In the background was a legion of local supporters of the PR Sunset Homes and its fight for the Devaud property ownership, and their names go unsung.
With land ownership decided the MacGregor Society voted to transfer its assets to the Sunset Homes Society.
After the contract had been signed, the late David Gillespie, a Legion member on the Sunset Homes board, did most of the financial negotiations with the Community Health Council. As a result the Sunset Homes was able to add another $80,000 to the $164,000 contribution by the MacGregor Society.
Some time later, the Sunset Society's new chairperson, Myrna Leishman, working with treasurer Donald Swaitlowski, acquired another $100,000 in the form of a charitable donation from the Real Estate Board of British Columbia.

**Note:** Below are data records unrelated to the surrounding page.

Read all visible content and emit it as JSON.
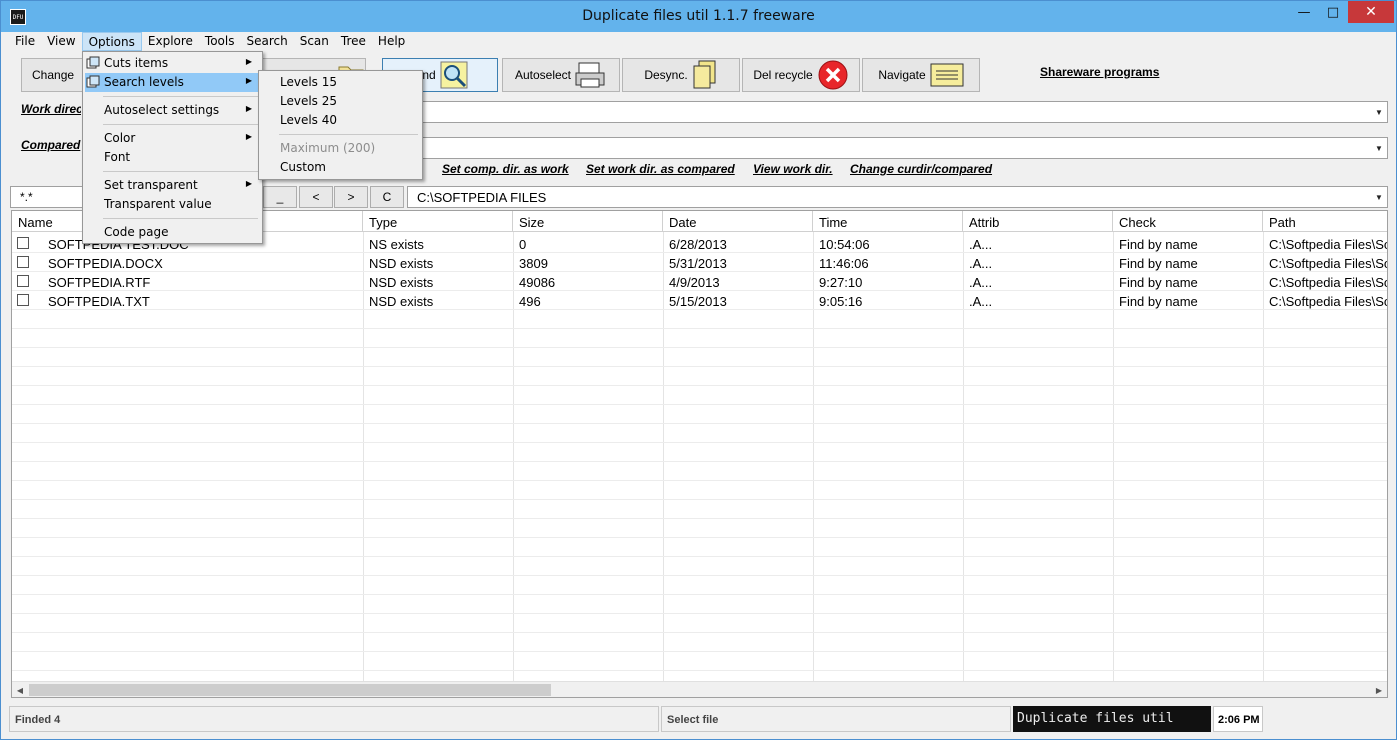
{
  "window": {
    "title": "Duplicate files util 1.1.7 freeware",
    "icon": "DFU",
    "min": "—",
    "max": "□",
    "close": "✕"
  },
  "menubar": [
    "File",
    "View",
    "Options",
    "Explore",
    "Tools",
    "Search",
    "Scan",
    "Tree",
    "Help"
  ],
  "toolbar": {
    "change": "Change",
    "find": "Find",
    "autoselect": "Autoselect",
    "desync": "Desync.",
    "del_recycle": "Del recycle",
    "navigate": "Navigate",
    "shareware": "Shareware programs"
  },
  "labels": {
    "work_dir": "Work directory",
    "compared": "Compared"
  },
  "links": {
    "set_comp": "Set comp. dir. as work",
    "set_work": "Set work dir. as compared",
    "view_work": "View work dir.",
    "change_cur": "Change curdir/compared"
  },
  "filter": {
    "mask": "*.*",
    "btn_up": "_",
    "btn_prev": "<",
    "btn_next": ">",
    "btn_c": "C",
    "path": "C:\\SOFTPEDIA FILES"
  },
  "columns": [
    "Name",
    "Type",
    "Size",
    "Date",
    "Time",
    "Attrib",
    "Check",
    "Path"
  ],
  "rows": [
    {
      "name": "SOFTPEDIA TEST.DOC",
      "type": "NS exists",
      "size": "0",
      "date": "6/28/2013",
      "time": "10:54:06",
      "attrib": ".A...",
      "check": "Find by name",
      "path": "C:\\Softpedia Files\\So"
    },
    {
      "name": "SOFTPEDIA.DOCX",
      "type": "NSD exists",
      "size": "3809",
      "date": "5/31/2013",
      "time": "11:46:06",
      "attrib": ".A...",
      "check": "Find by name",
      "path": "C:\\Softpedia Files\\So"
    },
    {
      "name": "SOFTPEDIA.RTF",
      "type": "NSD exists",
      "size": "49086",
      "date": "4/9/2013",
      "time": " 9:27:10",
      "attrib": ".A...",
      "check": "Find by name",
      "path": "C:\\Softpedia Files\\So"
    },
    {
      "name": "SOFTPEDIA.TXT",
      "type": "NSD exists",
      "size": "496",
      "date": "5/15/2013",
      "time": " 9:05:16",
      "attrib": ".A...",
      "check": "Find by name",
      "path": "C:\\Softpedia Files\\So"
    }
  ],
  "status": {
    "found": "Finded 4",
    "select": "Select file",
    "banner": "Duplicate files util",
    "clock": "2:06 PM"
  },
  "options_menu": {
    "cuts_items": "Cuts items",
    "search_levels": "Search levels",
    "autoselect_settings": "Autoselect settings",
    "color": "Color",
    "font": "Font",
    "set_transparent": "Set transparent",
    "transparent_value": "Transparent value",
    "code_page": "Code page"
  },
  "levels_menu": {
    "l15": "Levels 15",
    "l25": "Levels 25",
    "l40": "Levels 40",
    "maximum": "Maximum (200)",
    "custom": "Custom"
  },
  "colors": {
    "titlebar": "#63b3ec",
    "close": "#c7383a",
    "menu_highlight": "#91c9f7",
    "del_icon": "#e8262a"
  }
}
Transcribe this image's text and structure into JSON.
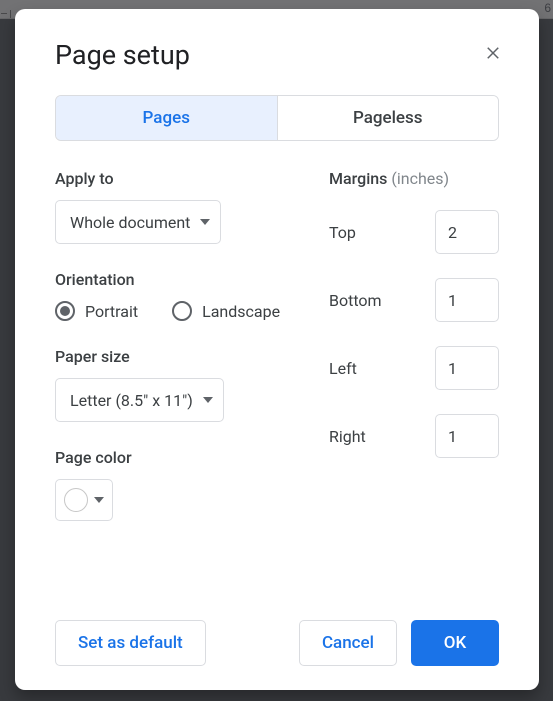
{
  "background": {
    "partial_number": "6"
  },
  "dialog": {
    "title": "Page setup",
    "tabs": {
      "pages": "Pages",
      "pageless": "Pageless"
    },
    "apply_to": {
      "label": "Apply to",
      "value": "Whole document"
    },
    "orientation": {
      "label": "Orientation",
      "portrait": "Portrait",
      "landscape": "Landscape",
      "selected": "portrait"
    },
    "paper_size": {
      "label": "Paper size",
      "value": "Letter (8.5\" x 11\")"
    },
    "page_color": {
      "label": "Page color",
      "value": "#ffffff"
    },
    "margins": {
      "label": "Margins",
      "unit": "(inches)",
      "top_label": "Top",
      "bottom_label": "Bottom",
      "left_label": "Left",
      "right_label": "Right",
      "top": "2",
      "bottom": "1",
      "left": "1",
      "right": "1"
    },
    "buttons": {
      "set_default": "Set as default",
      "cancel": "Cancel",
      "ok": "OK"
    }
  }
}
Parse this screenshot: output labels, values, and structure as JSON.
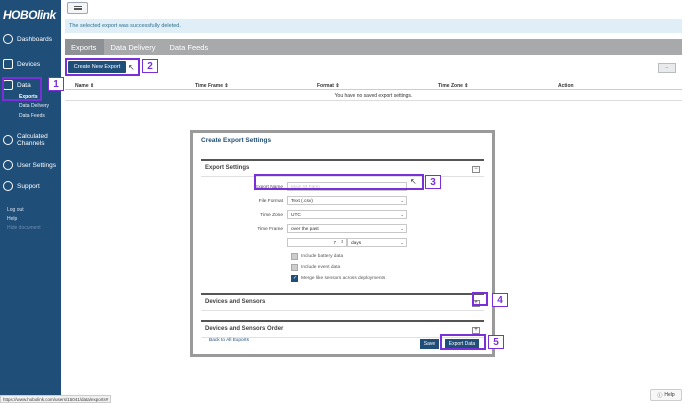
{
  "sidebar": {
    "logo": "HOBOlink",
    "items": [
      {
        "label": "Dashboards",
        "icon": "gauge-icon"
      },
      {
        "label": "Devices",
        "icon": "device-icon"
      },
      {
        "label": "Data",
        "icon": "data-chart-icon"
      },
      {
        "label": "Calculated Channels",
        "icon": "calc-channel-icon"
      },
      {
        "label": "User Settings",
        "icon": "gear-icon"
      },
      {
        "label": "Support",
        "icon": "headset-icon"
      }
    ],
    "data_sub": [
      "Exports",
      "Data Delivery",
      "Data Feeds"
    ],
    "footer_links": [
      "Log out",
      "Help",
      "Hide document"
    ]
  },
  "alert": "The selected export was successfully deleted.",
  "tabs": [
    "Exports",
    "Data Delivery",
    "Data Feeds"
  ],
  "create_button": "Create New Export",
  "table": {
    "columns": [
      "Name",
      "Time Frame",
      "Format",
      "Time Zone",
      "Action"
    ],
    "empty": "You have no saved export settings."
  },
  "modal": {
    "title": "Create Export Settings",
    "export_settings": {
      "heading": "Export Settings",
      "toggle": "−",
      "export_name": {
        "label": "Export Name",
        "placeholder": "Main St Farm"
      },
      "file_format": {
        "label": "File Format",
        "value": "Text (.csv)"
      },
      "time_zone": {
        "label": "Time Zone",
        "value": "UTC"
      },
      "time_frame": {
        "label": "Time Frame",
        "value": "over the past"
      },
      "days": {
        "value": "7",
        "unit": "days"
      },
      "checkboxes": [
        {
          "label": "Include battery data",
          "checked": false
        },
        {
          "label": "Include event data",
          "checked": false
        },
        {
          "label": "Merge like sensors across deployments",
          "checked": true
        }
      ]
    },
    "devices_sensors": {
      "heading": "Devices and Sensors",
      "toggle": "+"
    },
    "devices_order": {
      "heading": "Devices and Sensors Order",
      "toggle": "+"
    },
    "back_link": "Back to All Exports",
    "save": "Save",
    "export_data": "Export Data"
  },
  "annotations": [
    "1",
    "2",
    "3",
    "4",
    "5"
  ],
  "status_url": "https://www.hobolink.com/users/15041/data/exports#",
  "help": "Help",
  "colors": {
    "sidebar": "#1f4e79",
    "highlight": "#7b2fd9",
    "tabs": "#a7a9ab"
  }
}
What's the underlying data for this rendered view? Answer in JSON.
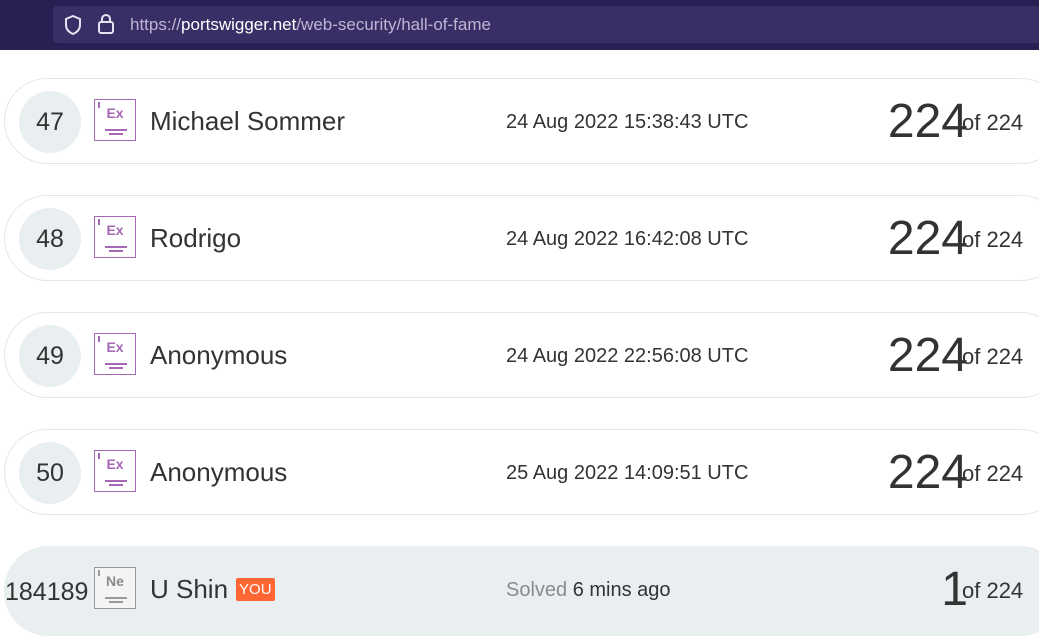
{
  "browser": {
    "url_prefix": "https://",
    "url_domain": "portswigger.net",
    "url_path": "/web-security/hall-of-fame"
  },
  "rows": [
    {
      "rank": "47",
      "level": "Ex",
      "name": "Michael Sommer",
      "date": "24 Aug 2022 15:38:43 UTC",
      "score": "224",
      "total": "of 224"
    },
    {
      "rank": "48",
      "level": "Ex",
      "name": "Rodrigo",
      "date": "24 Aug 2022 16:42:08 UTC",
      "score": "224",
      "total": "of 224"
    },
    {
      "rank": "49",
      "level": "Ex",
      "name": "Anonymous",
      "date": "24 Aug 2022 22:56:08 UTC",
      "score": "224",
      "total": "of 224"
    },
    {
      "rank": "50",
      "level": "Ex",
      "name": "Anonymous",
      "date": "25 Aug 2022 14:09:51 UTC",
      "score": "224",
      "total": "of 224"
    }
  ],
  "you": {
    "rank": "184189",
    "level": "Ne",
    "name": "U Shin",
    "tag": "YOU",
    "solved_label": "Solved",
    "solved_time": "6 mins ago",
    "score": "1",
    "total": "of 224"
  },
  "icons": {
    "shield": "shield-icon",
    "lock": "lock-icon",
    "badge": "level-badge-icon"
  },
  "colors": {
    "topbar": "#2a1f52",
    "expert_badge": "#a468b6",
    "you_tag": "#ff6633",
    "you_row": "#e9eef0"
  }
}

With our down payment plus cash in hand, The Sunset Homes board called for local builders to tender plans and costs. Two were received. The board chose a design by John Spick, who would work with builder Jim Agius as contractors. Spick produced plans for the first two buildings to be named MacGregor Lodge, and was additionally contracted to build a scale model that is now in Jim Agius Construction offices. Phase 1 has six one-bedroom units, and four two-bedroom units. Phase 2 has seven one-bedroom units and four two-bedroom units.
The Sunset Homes Society is now paying for a feasibility study to build on the last vacant lot, on the sloping section of treed land directly behind the Olive Devaud Residence.
When the Olive Devaud Residence is returned to the Sunset Homes Society, it will probably revert to its original purpose of providing a residence for needy seniors.
"Through [the]CHCs, the provincial government became the virtual owner of all provincial hospitals and continuing care homes and the lands on which they stood."
PPS. Vancouver Coastal Health authority returned the land and building in 2015 with the opening of the Willingdon Creek Village residence. Powell River Sunset Homes Society sold the property in October 2016.